[Requirement]: Retype every record exactly as it appears.

[Given data]:

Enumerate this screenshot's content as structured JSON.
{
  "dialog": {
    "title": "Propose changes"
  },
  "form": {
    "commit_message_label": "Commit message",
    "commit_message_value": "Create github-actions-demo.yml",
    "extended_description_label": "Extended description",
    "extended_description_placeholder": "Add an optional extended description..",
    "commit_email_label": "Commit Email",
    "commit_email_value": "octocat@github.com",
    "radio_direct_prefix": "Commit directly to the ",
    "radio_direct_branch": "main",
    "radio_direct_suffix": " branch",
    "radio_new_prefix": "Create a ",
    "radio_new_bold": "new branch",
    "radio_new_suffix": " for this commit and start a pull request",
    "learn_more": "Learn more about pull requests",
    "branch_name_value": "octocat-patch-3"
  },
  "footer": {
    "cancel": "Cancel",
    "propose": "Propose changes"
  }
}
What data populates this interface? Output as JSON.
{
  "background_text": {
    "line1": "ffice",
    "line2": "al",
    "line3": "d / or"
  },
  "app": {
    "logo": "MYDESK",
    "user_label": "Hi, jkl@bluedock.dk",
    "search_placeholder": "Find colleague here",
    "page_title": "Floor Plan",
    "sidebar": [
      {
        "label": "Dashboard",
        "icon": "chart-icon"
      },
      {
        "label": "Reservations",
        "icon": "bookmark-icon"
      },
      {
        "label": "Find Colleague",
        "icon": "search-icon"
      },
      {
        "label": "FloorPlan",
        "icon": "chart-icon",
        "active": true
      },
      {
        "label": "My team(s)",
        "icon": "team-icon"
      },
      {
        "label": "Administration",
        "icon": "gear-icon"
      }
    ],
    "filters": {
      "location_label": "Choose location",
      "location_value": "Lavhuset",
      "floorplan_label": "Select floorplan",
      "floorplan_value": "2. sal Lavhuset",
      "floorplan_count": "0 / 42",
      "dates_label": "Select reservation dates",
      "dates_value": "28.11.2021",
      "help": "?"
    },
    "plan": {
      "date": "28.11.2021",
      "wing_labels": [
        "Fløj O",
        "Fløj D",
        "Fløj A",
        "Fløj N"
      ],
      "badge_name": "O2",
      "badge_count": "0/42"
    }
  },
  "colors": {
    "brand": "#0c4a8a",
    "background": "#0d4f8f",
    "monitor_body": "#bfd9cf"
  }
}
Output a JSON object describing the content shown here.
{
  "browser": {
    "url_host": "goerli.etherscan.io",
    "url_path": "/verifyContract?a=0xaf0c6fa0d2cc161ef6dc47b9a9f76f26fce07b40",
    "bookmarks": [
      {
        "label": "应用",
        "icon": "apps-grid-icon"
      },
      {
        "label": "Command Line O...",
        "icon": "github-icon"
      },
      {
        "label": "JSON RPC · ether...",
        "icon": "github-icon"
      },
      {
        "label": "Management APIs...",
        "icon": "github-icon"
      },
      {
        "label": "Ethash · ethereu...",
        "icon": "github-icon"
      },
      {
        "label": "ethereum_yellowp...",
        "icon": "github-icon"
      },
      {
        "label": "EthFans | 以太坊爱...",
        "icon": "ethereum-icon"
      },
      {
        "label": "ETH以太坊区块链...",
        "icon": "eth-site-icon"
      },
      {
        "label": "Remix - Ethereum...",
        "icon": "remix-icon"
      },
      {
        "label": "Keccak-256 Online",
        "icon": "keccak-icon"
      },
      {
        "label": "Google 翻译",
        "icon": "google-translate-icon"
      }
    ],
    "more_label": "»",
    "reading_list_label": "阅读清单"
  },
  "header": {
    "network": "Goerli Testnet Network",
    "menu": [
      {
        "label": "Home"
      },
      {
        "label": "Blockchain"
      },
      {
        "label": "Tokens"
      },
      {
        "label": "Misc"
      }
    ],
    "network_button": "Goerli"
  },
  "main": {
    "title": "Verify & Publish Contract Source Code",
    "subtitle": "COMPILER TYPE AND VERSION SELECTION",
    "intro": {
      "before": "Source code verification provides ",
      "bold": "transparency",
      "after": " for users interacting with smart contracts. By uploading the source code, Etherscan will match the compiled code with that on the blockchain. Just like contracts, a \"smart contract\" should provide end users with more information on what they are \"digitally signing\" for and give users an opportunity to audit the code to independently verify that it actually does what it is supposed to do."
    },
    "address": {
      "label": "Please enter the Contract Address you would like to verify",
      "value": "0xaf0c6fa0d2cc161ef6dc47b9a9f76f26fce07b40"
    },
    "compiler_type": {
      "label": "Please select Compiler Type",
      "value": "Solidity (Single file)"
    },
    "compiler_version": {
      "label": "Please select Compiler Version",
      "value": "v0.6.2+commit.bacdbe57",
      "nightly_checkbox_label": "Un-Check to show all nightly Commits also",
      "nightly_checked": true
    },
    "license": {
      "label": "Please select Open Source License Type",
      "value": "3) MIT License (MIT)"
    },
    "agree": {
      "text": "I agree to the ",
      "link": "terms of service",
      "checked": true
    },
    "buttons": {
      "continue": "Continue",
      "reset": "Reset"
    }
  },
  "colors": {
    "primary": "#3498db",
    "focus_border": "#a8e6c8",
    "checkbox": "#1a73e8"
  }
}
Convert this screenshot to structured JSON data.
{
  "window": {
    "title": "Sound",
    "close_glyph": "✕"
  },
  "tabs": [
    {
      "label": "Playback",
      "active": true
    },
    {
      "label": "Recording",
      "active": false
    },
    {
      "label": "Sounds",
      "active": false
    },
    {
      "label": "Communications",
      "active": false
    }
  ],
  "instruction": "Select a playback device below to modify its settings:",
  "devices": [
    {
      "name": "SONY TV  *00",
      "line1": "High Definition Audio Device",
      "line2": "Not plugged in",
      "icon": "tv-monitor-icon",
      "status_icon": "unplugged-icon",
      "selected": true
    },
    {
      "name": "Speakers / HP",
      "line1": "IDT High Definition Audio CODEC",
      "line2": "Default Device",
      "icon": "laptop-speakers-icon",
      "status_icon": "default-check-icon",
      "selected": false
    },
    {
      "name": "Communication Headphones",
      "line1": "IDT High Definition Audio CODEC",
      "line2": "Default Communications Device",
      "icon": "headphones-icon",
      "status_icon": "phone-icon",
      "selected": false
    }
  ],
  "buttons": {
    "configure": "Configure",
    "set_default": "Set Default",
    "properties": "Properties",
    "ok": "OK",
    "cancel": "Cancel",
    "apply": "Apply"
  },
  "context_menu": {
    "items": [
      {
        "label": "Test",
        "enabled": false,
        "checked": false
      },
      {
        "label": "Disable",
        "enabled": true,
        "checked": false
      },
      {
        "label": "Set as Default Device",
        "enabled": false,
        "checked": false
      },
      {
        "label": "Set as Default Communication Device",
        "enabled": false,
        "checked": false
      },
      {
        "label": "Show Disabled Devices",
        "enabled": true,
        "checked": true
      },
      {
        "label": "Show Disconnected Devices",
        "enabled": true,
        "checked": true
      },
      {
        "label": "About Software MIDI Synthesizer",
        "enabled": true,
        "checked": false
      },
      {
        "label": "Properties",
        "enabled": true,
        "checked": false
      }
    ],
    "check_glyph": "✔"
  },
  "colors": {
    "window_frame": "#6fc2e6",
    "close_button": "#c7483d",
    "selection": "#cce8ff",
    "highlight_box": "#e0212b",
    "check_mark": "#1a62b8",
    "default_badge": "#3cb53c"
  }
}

[Answer to this exercise]:
Enumerate this screenshot's content as structured JSON.
{
  "dialog": {
    "title": "Propose changes"
  },
  "form": {
    "commit_message_label": "Commit message",
    "commit_message_value": "Create github-actions-demo.yml",
    "extended_description_label": "Extended description",
    "extended_description_placeholder": "Add an optional extended description..",
    "commit_email_label": "Commit Email",
    "commit_email_value": "octocat@github.com",
    "radio_direct_prefix": "Commit directly to the ",
    "radio_direct_branch": "main",
    "radio_direct_suffix": " branch",
    "radio_new_prefix": "Create a ",
    "radio_new_bold": "new branch",
    "radio_new_suffix": " for this commit and start a pull request",
    "learn_more": "Learn more about pull requests",
    "branch_name_value": "octocat-patch-3"
  },
  "footer": {
    "cancel": "Cancel",
    "propose": "Propose changes"
  }
}
What data populates this interface? Output as JSON.
{
  "background_text": {
    "line1": "ffice",
    "line2": "al",
    "line3": "d / or"
  },
  "app": {
    "logo": "MYDESK",
    "user_label": "Hi, jkl@bluedock.dk",
    "search_placeholder": "Find colleague here",
    "page_title": "Floor Plan",
    "sidebar": [
      {
        "label": "Dashboard",
        "icon": "chart-icon"
      },
      {
        "label": "Reservations",
        "icon": "bookmark-icon"
      },
      {
        "label": "Find Colleague",
        "icon": "search-icon"
      },
      {
        "label": "FloorPlan",
        "icon": "chart-icon",
        "active": true
      },
      {
        "label": "My team(s)",
        "icon": "team-icon"
      },
      {
        "label": "Administration",
        "icon": "gear-icon"
      }
    ],
    "filters": {
      "location_label": "Choose location",
      "location_value": "Lavhuset",
      "floorplan_label": "Select floorplan",
      "floorplan_value": "2. sal Lavhuset",
      "floorplan_count": "0 / 42",
      "dates_label": "Select reservation dates",
      "dates_value": "28.11.2021",
      "help": "?"
    },
    "plan": {
      "date": "28.11.2021",
      "wing_labels": [
        "Fløj O",
        "Fløj D",
        "Fløj A",
        "Fløj N"
      ],
      "badge_name": "O2",
      "badge_count": "0/42"
    }
  },
  "colors": {
    "brand": "#0c4a8a",
    "background": "#0d4f8f",
    "monitor_body": "#bfd9cf"
  }
}
Output a JSON object describing the content shown here.
{
  "browser": {
    "url_host": "goerli.etherscan.io",
    "url_path": "/verifyContract?a=0xaf0c6fa0d2cc161ef6dc47b9a9f76f26fce07b40",
    "bookmarks": [
      {
        "label": "应用",
        "icon": "apps-grid-icon"
      },
      {
        "label": "Command Line O...",
        "icon": "github-icon"
      },
      {
        "label": "JSON RPC · ether...",
        "icon": "github-icon"
      },
      {
        "label": "Management APIs...",
        "icon": "github-icon"
      },
      {
        "label": "Ethash · ethereu...",
        "icon": "github-icon"
      },
      {
        "label": "ethereum_yellowp...",
        "icon": "github-icon"
      },
      {
        "label": "EthFans | 以太坊爱...",
        "icon": "ethereum-icon"
      },
      {
        "label": "ETH以太坊区块链...",
        "icon": "eth-site-icon"
      },
      {
        "label": "Remix - Ethereum...",
        "icon": "remix-icon"
      },
      {
        "label": "Keccak-256 Online",
        "icon": "keccak-icon"
      },
      {
        "label": "Google 翻译",
        "icon": "google-translate-icon"
      }
    ],
    "more_label": "»",
    "reading_list_label": "阅读清单"
  },
  "header": {
    "network": "Goerli Testnet Network",
    "menu": [
      {
        "label": "Home"
      },
      {
        "label": "Blockchain"
      },
      {
        "label": "Tokens"
      },
      {
        "label": "Misc"
      }
    ],
    "network_button": "Goerli"
  },
  "main": {
    "title": "Verify & Publish Contract Source Code",
    "subtitle": "COMPILER TYPE AND VERSION SELECTION",
    "intro": {
      "before": "Source code verification provides ",
      "bold": "transparency",
      "after": " for users interacting with smart contracts. By uploading the source code, Etherscan will match the compiled code with that on the blockchain. Just like contracts, a \"smart contract\" should provide end users with more information on what they are \"digitally signing\" for and give users an opportunity to audit the code to independently verify that it actually does what it is supposed to do."
    },
    "address": {
      "label": "Please enter the Contract Address you would like to verify",
      "value": "0xaf0c6fa0d2cc161ef6dc47b9a9f76f26fce07b40"
    },
    "compiler_type": {
      "label": "Please select Compiler Type",
      "value": "Solidity (Single file)"
    },
    "compiler_version": {
      "label": "Please select Compiler Version",
      "value": "v0.6.2+commit.bacdbe57",
      "nightly_checkbox_label": "Un-Check to show all nightly Commits also",
      "nightly_checked": true
    },
    "license": {
      "label": "Please select Open Source License Type",
      "value": "3) MIT License (MIT)"
    },
    "agree": {
      "text": "I agree to the ",
      "link": "terms of service",
      "checked": true
    },
    "buttons": {
      "continue": "Continue",
      "reset": "Reset"
    }
  },
  "colors": {
    "primary": "#3498db",
    "focus_border": "#a8e6c8",
    "checkbox": "#1a73e8"
  }
}
Convert this screenshot to structured JSON data.
{
  "window": {
    "title": "Sound",
    "close_glyph": "✕"
  },
  "tabs": [
    {
      "label": "Playback",
      "active": true
    },
    {
      "label": "Recording",
      "active": false
    },
    {
      "label": "Sounds",
      "active": false
    },
    {
      "label": "Communications",
      "active": false
    }
  ],
  "instruction": "Select a playback device below to modify its settings:",
  "devices": [
    {
      "name": "SONY TV  *00",
      "line1": "High Definition Audio Device",
      "line2": "Not plugged in",
      "icon": "tv-monitor-icon",
      "status_icon": "unplugged-icon",
      "selected": true
    },
    {
      "name": "Speakers / HP",
      "line1": "IDT High Definition Audio CODEC",
      "line2": "Default Device",
      "icon": "laptop-speakers-icon",
      "status_icon": "default-check-icon",
      "selected": false
    },
    {
      "name": "Communication Headphones",
      "line1": "IDT High Definition Audio CODEC",
      "line2": "Default Communications Device",
      "icon": "headphones-icon",
      "status_icon": "phone-icon",
      "selected": false
    }
  ],
  "buttons": {
    "configure": "Configure",
    "set_default": "Set Default",
    "properties": "Properties",
    "ok": "OK",
    "cancel": "Cancel",
    "apply": "Apply"
  },
  "context_menu": {
    "items": [
      {
        "label": "Test",
        "enabled": false,
        "checked": false
      },
      {
        "label": "Disable",
        "enabled": true,
        "checked": false
      },
      {
        "label": "Set as Default Device",
        "enabled": false,
        "checked": false
      },
      {
        "label": "Set as Default Communication Device",
        "enabled": false,
        "checked": false
      },
      {
        "label": "Show Disabled Devices",
        "enabled": true,
        "checked": true
      },
      {
        "label": "Show Disconnected Devices",
        "enabled": true,
        "checked": true
      },
      {
        "label": "About Software MIDI Synthesizer",
        "enabled": true,
        "checked": false
      },
      {
        "label": "Properties",
        "enabled": true,
        "checked": false
      }
    ],
    "check_glyph": "✔"
  },
  "colors": {
    "window_frame": "#6fc2e6",
    "close_button": "#c7483d",
    "selection": "#cce8ff",
    "highlight_box": "#e0212b",
    "check_mark": "#1a62b8",
    "default_badge": "#3cb53c"
  }
}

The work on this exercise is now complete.